So my conclusion on this question is this: Paul is saying that prophecies will pass away not when the New Testament is completed but when this age is completed at the second coming of the Lord from heaven. That's when "the perfect comes" (v. 10). That's when all speaking and thinking and reasoning like a child will be put away (v. 11). That's when we will see "face to face" (v. 12a). That's when we will "know fully even as we have been fully known" (v. 12b).
Now what difference does this make for us? It means that the spiritual gift of prophecy has not passed away, but is meant for the good of the church until Jesus comes. Which leads us to the question: What is it? Is it what I do on Sunday morningâ€”preaching? Is it a premonition that something terrible is happening in Guinea so that we can pray earnestly even before we get word from the missionaries? Is it a word of Scripture that God brings to your mind in such a way that it has tremendous effect in bringing someone to Christ? Is it God-given guidance for the leaders this afternoon as to which of the contractors would build the best building?
That's what we will dig into next week. But to keep you from feeling like this is not quite relevant for you, look in closing at 1 Corinthians 14:1. "Make love your aim, and earnestly desire the spiritual gifts, especially that you may prophesy." If we are on the right track this morning, that command is still binding on all believers. You should earnestly desire the spiritual gift of prophecy. Do you? And if you say, "I don't even know what it means," do you want to know what it means? Do you think that when you ask God for bread he will give you a stone? Or do you trust Him enough to say: If this gift would help me build up people and honor You, show me what it is and give it to me please."
From the sermon: When the perfect comes, March 18, 1990 - By John Piper.
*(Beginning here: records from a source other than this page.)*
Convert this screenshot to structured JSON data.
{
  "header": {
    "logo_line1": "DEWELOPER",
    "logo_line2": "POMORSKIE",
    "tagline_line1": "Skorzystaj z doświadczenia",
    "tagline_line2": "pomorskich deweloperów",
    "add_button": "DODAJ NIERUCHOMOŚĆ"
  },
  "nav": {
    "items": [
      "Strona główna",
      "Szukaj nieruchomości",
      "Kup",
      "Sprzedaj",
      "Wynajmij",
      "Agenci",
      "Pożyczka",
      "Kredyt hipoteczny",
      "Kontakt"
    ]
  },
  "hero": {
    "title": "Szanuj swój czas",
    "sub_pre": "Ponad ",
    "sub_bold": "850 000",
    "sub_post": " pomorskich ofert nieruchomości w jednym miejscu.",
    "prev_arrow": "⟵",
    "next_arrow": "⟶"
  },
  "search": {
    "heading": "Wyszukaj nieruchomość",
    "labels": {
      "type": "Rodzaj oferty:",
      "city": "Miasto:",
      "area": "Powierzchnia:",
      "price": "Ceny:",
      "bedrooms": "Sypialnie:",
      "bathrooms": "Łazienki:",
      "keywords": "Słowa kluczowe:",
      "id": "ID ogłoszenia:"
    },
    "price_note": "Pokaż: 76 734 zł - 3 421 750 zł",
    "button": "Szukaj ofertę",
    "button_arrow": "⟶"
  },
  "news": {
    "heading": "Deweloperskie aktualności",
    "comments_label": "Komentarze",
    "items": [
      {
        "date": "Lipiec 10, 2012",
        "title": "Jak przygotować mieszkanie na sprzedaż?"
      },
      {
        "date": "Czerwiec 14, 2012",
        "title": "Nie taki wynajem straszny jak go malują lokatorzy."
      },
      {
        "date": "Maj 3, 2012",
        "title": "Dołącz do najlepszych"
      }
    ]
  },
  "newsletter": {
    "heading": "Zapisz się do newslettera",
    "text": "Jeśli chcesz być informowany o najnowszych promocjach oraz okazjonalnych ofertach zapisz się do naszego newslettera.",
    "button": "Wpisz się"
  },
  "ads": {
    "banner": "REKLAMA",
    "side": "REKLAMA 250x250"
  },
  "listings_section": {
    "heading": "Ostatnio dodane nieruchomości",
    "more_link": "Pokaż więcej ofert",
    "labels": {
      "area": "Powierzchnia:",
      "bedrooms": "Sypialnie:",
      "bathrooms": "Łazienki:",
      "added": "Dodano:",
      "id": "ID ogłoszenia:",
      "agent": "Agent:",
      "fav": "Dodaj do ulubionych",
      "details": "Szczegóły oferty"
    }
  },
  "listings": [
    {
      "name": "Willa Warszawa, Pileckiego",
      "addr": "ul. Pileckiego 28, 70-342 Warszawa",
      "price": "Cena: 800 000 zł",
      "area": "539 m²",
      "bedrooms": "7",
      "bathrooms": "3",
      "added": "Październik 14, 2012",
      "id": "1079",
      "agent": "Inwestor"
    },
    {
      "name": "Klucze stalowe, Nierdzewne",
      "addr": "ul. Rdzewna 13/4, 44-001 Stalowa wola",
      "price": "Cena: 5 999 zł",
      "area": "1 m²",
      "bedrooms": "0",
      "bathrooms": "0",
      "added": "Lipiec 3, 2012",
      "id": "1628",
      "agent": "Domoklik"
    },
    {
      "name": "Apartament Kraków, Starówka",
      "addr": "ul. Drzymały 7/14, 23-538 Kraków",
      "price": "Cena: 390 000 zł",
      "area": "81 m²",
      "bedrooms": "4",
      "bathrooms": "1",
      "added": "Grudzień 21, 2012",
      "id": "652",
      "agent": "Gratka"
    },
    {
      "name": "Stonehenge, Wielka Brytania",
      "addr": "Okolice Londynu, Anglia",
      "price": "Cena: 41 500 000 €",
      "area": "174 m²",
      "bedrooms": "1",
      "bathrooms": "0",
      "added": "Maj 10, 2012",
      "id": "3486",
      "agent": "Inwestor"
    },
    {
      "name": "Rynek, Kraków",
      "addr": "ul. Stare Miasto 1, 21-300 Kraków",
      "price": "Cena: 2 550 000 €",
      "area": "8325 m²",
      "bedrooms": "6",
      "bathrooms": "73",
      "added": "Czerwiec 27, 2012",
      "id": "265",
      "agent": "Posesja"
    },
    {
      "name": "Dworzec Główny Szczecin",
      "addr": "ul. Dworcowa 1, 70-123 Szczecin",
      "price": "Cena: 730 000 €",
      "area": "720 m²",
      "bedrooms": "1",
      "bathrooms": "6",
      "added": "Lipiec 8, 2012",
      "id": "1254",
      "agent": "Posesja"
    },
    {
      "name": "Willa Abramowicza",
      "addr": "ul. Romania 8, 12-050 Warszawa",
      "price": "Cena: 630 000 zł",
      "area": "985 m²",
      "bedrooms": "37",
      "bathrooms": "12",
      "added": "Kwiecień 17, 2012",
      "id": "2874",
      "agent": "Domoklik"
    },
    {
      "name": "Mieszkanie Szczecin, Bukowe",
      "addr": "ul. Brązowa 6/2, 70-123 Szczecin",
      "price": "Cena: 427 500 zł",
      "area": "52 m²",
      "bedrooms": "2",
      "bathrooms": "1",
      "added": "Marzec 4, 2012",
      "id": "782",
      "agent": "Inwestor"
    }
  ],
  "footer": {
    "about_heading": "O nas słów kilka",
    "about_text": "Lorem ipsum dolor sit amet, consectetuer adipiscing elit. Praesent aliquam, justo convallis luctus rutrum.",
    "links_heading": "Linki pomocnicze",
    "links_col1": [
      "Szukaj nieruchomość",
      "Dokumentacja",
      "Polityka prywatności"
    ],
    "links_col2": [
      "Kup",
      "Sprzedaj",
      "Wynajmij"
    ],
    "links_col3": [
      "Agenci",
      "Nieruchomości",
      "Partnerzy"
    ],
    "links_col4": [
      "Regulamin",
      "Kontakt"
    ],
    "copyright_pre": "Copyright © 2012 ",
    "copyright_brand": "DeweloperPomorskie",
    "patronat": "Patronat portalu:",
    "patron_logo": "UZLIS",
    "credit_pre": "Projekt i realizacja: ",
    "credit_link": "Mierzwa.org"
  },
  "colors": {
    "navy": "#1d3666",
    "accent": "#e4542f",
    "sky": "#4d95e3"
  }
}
Â© Desiring God. Website: www.desiringGod.org. Email: [email protected] Toll Free: 1.888.346.4700.